Attorney Cliff RiedersCliff Rieders is a Nationally Board Certified Trial Lawyer practicing personal injury law. A large part of his practice involves multi-district litigation, including cases related to pharmaceuticals, vitamin supplements and medical devices. He is admitted in several state and federal courts, as well as the Supreme Court of the United States. Rieders is the past regional president of the Federal Bar Association and is a life member of the distinguished American Law Institute, which promulgates proposed rules adopted by many state courts. He is a past president of the Pennsylvania Association for Justice, formerly Pennsylvania Trial Lawyers Association. As a founder of the Pennsylvania Patient Safety Authority, he served on the Board for 15 years.

Not only has Rieders held many highly esteemed, leadership positions, he authored legislation related to the Patient Safety Authority and the Mcare Act, which governs medical and hospital liability actions in Pennsylvania. He authored texts upon which both practitioners and judges rely, including Pennsylvania Malpractice Laws and Forms, and Financial Responsibility Law Issues in Pennsylvania, the latter governing auto and truck collisions in Pennsylvania. In addition, he wrote several books on the practice of law in Pennsylvania regarding wrongful death and survivor actions, insurance bad faith, legal malpractice claims and worker rights, among others. Rieders also serves as a resource to practitioners as a regular speaker for Celesq, an arm of the world’s largest legal publisher, Thomson Reuters West Publishing.

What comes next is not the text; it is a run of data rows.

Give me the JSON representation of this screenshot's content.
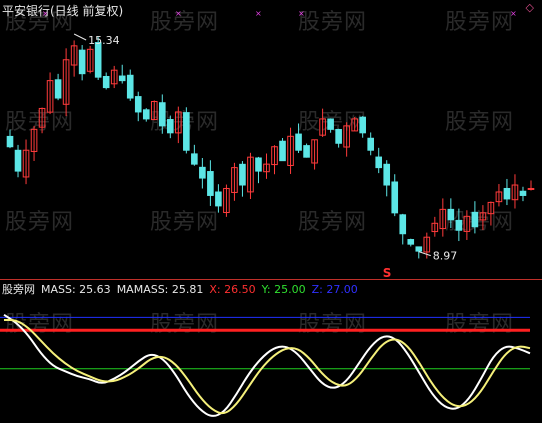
{
  "title": "平安银行(日线 前复权)",
  "watermark": "股旁网",
  "diamond_icon": "diamond-icon",
  "price_chart": {
    "type": "candlestick",
    "high_label": "15.34",
    "low_label": "8.97",
    "signal_marker": "S",
    "up_color": "#ff3b3b",
    "down_color": "#5ce6e6",
    "marker_color": "#e040e0",
    "ohlc_closes": [
      12.1,
      11.4,
      12.0,
      12.6,
      13.2,
      14.0,
      13.5,
      14.6,
      15.0,
      14.2,
      14.9,
      14.1,
      13.8,
      14.3,
      14.0,
      13.5,
      13.1,
      12.9,
      13.4,
      12.7,
      12.5,
      13.1,
      12.0,
      11.6,
      11.2,
      10.7,
      10.4,
      10.9,
      11.5,
      11.0,
      11.8,
      11.4,
      11.6,
      12.1,
      11.7,
      12.4,
      12.0,
      11.8,
      12.3,
      12.9,
      12.6,
      12.2,
      12.7,
      12.9,
      12.5,
      12.0,
      11.5,
      11.0,
      10.2,
      9.6,
      9.3,
      9.1,
      9.5,
      9.9,
      10.3,
      10.0,
      9.7,
      10.1,
      9.8,
      10.2,
      10.5,
      10.8,
      10.6,
      11.0,
      10.7,
      10.9
    ],
    "ylim": [
      8.5,
      15.8
    ]
  },
  "indicator": {
    "name": "MASS",
    "legend": [
      {
        "label": "股旁网",
        "color": "#e8e8e8"
      },
      {
        "label": "MASS: 25.63",
        "color": "#e8e8e8"
      },
      {
        "label": "MAMASS: 25.81",
        "color": "#e8e8e8"
      },
      {
        "label": "X: 26.50",
        "color": "#ff3030"
      },
      {
        "label": "Y: 25.00",
        "color": "#30e030"
      },
      {
        "label": "Z: 27.00",
        "color": "#3030ff"
      }
    ],
    "x_level": 26.5,
    "y_level": 25.0,
    "z_level": 27.0,
    "mass_color": "#ffffff",
    "mamass_color": "#f5f07a",
    "ylim": [
      23.0,
      27.6
    ]
  },
  "chart_data": [
    {
      "type": "line",
      "title": "平安银行(日线 前复权)",
      "series": [],
      "annotations": [
        "15.34",
        "8.97",
        "S"
      ]
    },
    {
      "type": "line",
      "series": [
        {
          "name": "MASS",
          "values": [
            27.1,
            26.8,
            26.3,
            25.6,
            25.1,
            24.9,
            24.7,
            24.6,
            24.4,
            24.6,
            24.9,
            25.3,
            25.6,
            25.4,
            24.8,
            24.0,
            23.4,
            23.1,
            23.3,
            24.0,
            24.8,
            25.4,
            25.8,
            25.9,
            25.6,
            25.0,
            24.4,
            24.2,
            24.5,
            25.2,
            25.9,
            26.3,
            26.2,
            25.6,
            24.8,
            24.0,
            23.5,
            23.4,
            23.8,
            24.6,
            25.5,
            25.9,
            25.8,
            25.6
          ]
        },
        {
          "name": "MAMASS",
          "values": [
            26.9,
            26.9,
            26.6,
            26.1,
            25.6,
            25.2,
            24.9,
            24.7,
            24.5,
            24.5,
            24.7,
            25.0,
            25.4,
            25.5,
            25.2,
            24.6,
            23.9,
            23.4,
            23.2,
            23.6,
            24.3,
            25.0,
            25.5,
            25.8,
            25.8,
            25.4,
            24.8,
            24.4,
            24.3,
            24.7,
            25.4,
            26.0,
            26.2,
            25.9,
            25.2,
            24.4,
            23.8,
            23.5,
            23.6,
            24.1,
            24.9,
            25.6,
            25.9,
            25.8
          ]
        }
      ],
      "hlines": [
        {
          "name": "X",
          "value": 26.5
        },
        {
          "name": "Y",
          "value": 25.0
        },
        {
          "name": "Z",
          "value": 27.0
        }
      ]
    }
  ]
}
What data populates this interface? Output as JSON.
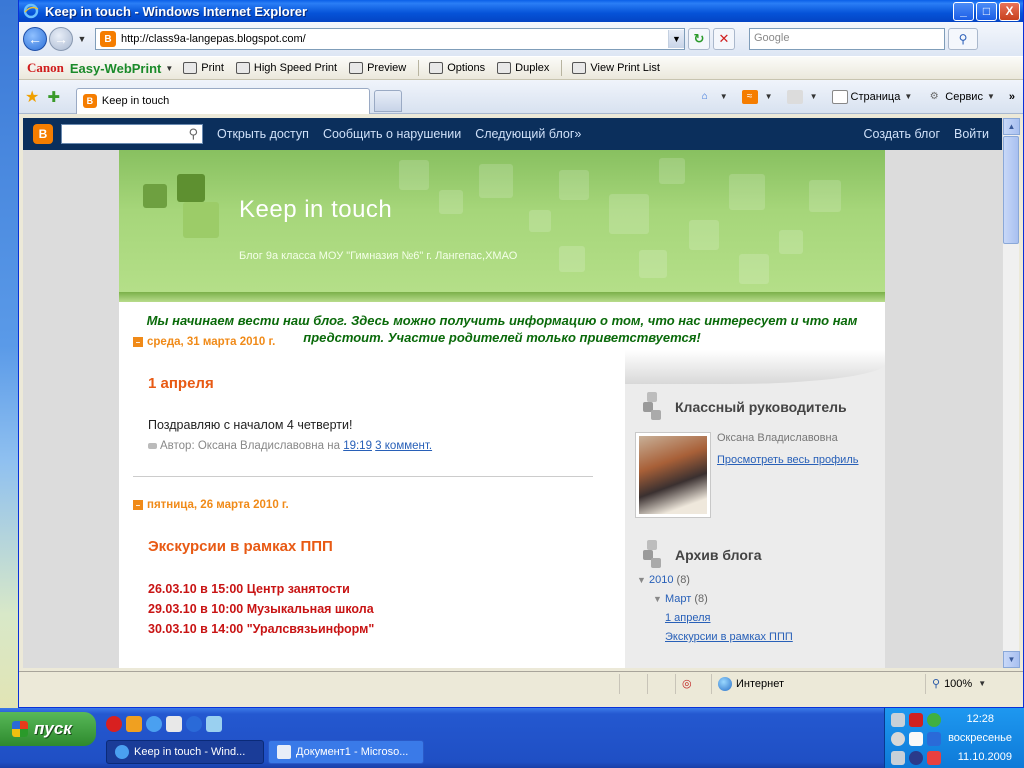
{
  "window": {
    "title": "Keep in touch - Windows Internet Explorer",
    "min": "_",
    "max": "□",
    "close": "X"
  },
  "address": {
    "url": "http://class9a-langepas.blogspot.com/",
    "search_placeholder": "Google"
  },
  "canon_toolbar": {
    "brand": "Canon",
    "product": "Easy-WebPrint",
    "items": [
      "Print",
      "High Speed Print",
      "Preview",
      "Options",
      "Duplex",
      "View Print List"
    ]
  },
  "tabs": {
    "active": "Keep in touch",
    "commands": [
      "Страница",
      "Сервис"
    ]
  },
  "blogger_nav": {
    "links": [
      "Открыть доступ",
      "Сообщить о нарушении",
      "Следующий блог»"
    ],
    "right": [
      "Создать блог",
      "Войти"
    ]
  },
  "blog": {
    "title": "Keep in touch",
    "description": "Блог 9а класса МОУ \"Гимназия №6\" г. Лангепас,ХМАО",
    "announcement": "Мы начинаем вести наш блог. Здесь можно получить информацию о том, что нас интересует и что нам предстоит. Участие родителей только приветствуется!"
  },
  "posts": [
    {
      "date": "среда, 31 марта 2010 г.",
      "title": "1 апреля",
      "body": "Поздравляю с началом 4 четверти!",
      "author_prefix": "Автор: Оксана Владиславовна на",
      "time": "19:19",
      "comments": "3 коммент."
    },
    {
      "date": "пятница, 26 марта 2010 г.",
      "title": "Экскурсии в рамках ППП",
      "lines": [
        "26.03.10 в 15:00 Центр занятости",
        "29.03.10 в 10:00 Музыкальная школа",
        "30.03.10 в 14:00 \"Уралсвязьинформ\""
      ]
    }
  ],
  "sidebar": {
    "teacher_heading": "Классный руководитель",
    "teacher_name": "Оксана Владиславовна",
    "profile_link": "Просмотреть весь профиль",
    "archive_heading": "Архив блога",
    "archive": {
      "year": "2010",
      "year_count": "(8)",
      "month": "Март",
      "month_count": "(8)",
      "items": [
        "1 апреля",
        "Экскурсии в рамках ППП"
      ]
    }
  },
  "status": {
    "zone": "Интернет",
    "zoom": "100%"
  },
  "taskbar": {
    "start": "пуск",
    "tasks": [
      "Keep in touch - Wind...",
      "Документ1 - Microso..."
    ],
    "clock": "12:28",
    "day": "воскресенье",
    "date": "11.10.2009"
  },
  "colors": {
    "title_bar": "#0553d8",
    "blogger_nav": "#0b2f5c",
    "header_green": "#a6d67a",
    "post_title": "#e85a14",
    "date_orange": "#f08a18",
    "announce_green": "#0a6a0a",
    "excursion_red": "#c81414"
  }
}
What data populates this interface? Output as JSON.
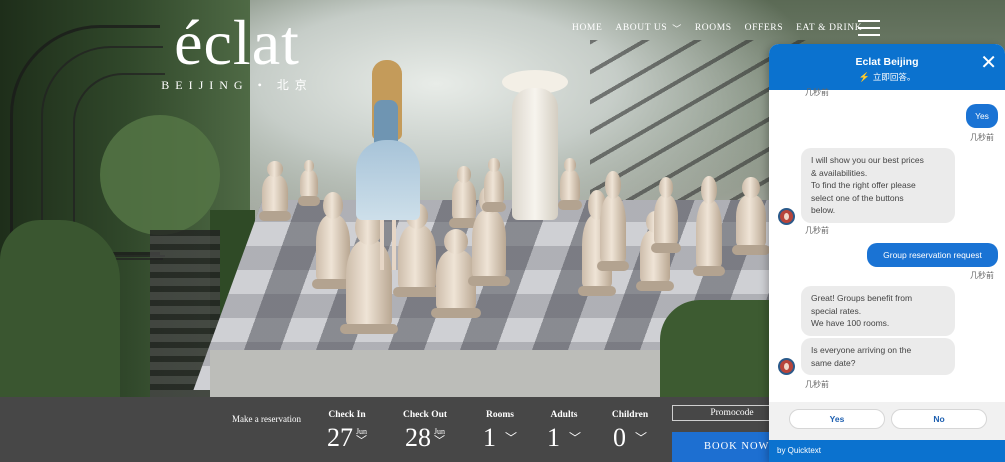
{
  "hero": {
    "logo_main": "éclat",
    "logo_sub": "BEIJING • 北京"
  },
  "nav": {
    "items": [
      "HOME",
      "ABOUT US",
      "ROOMS",
      "OFFERS",
      "EAT & DRINK"
    ]
  },
  "reservation": {
    "label": "Make a reservation",
    "check_in": {
      "head": "Check In",
      "day": "27",
      "month": "Jun"
    },
    "check_out": {
      "head": "Check Out",
      "day": "28",
      "month": "Jun"
    },
    "rooms": {
      "head": "Rooms",
      "value": "1"
    },
    "adults": {
      "head": "Adults",
      "value": "1"
    },
    "children": {
      "head": "Children",
      "value": "0"
    },
    "promocode_label": "Promocode",
    "book_label": "BOOK NOW",
    "accent_color": "#1d6fd1"
  },
  "chat": {
    "title": "Eclat Beijing",
    "status": "立即回答。",
    "accent_color": "#0b72cf",
    "timestamps": [
      "几秒前",
      "几秒前",
      "几秒前",
      "几秒前",
      "几秒前"
    ],
    "messages": [
      {
        "from": "user",
        "text": "Yes"
      },
      {
        "from": "bot",
        "lines": [
          "I will show you our best prices",
          "& availabilities.",
          "To find the right offer please",
          "select one of the buttons",
          "below."
        ]
      },
      {
        "from": "user",
        "text": "Group reservation request"
      },
      {
        "from": "bot",
        "lines": [
          "Great! Groups benefit from",
          "special rates.",
          "We have 100 rooms."
        ]
      },
      {
        "from": "bot",
        "lines": [
          "Is everyone arriving on the",
          "same date?"
        ]
      }
    ],
    "quick_replies": [
      "Yes",
      "No"
    ],
    "footer": "by Quicktext"
  }
}
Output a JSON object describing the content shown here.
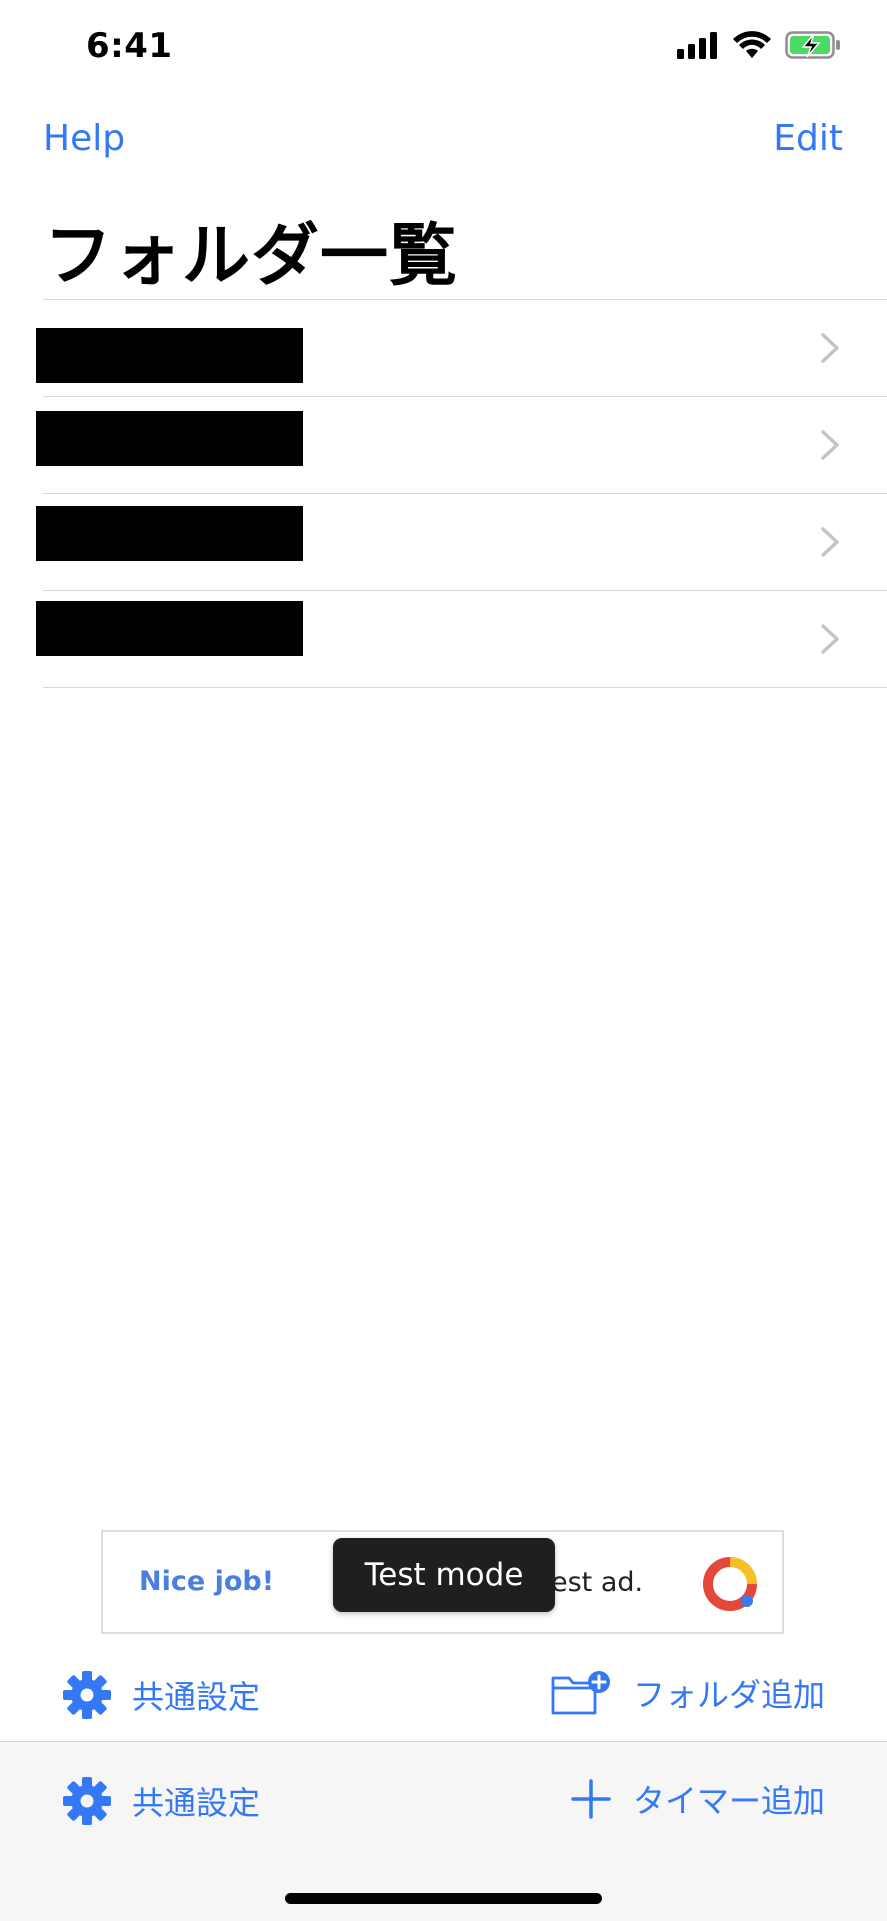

As recognition of his wide range of contribution to his profession and of his dedication to protecting the rights of his clients, he received numerous awards, among them the George F. Douglas Amicus Curiae Award, the Milton D. Rosenberg Award, the B’nai B’rith Justice Award, and awards of recognition from the Pennsylvania Trial Lawyers. [ Attorney Bio ]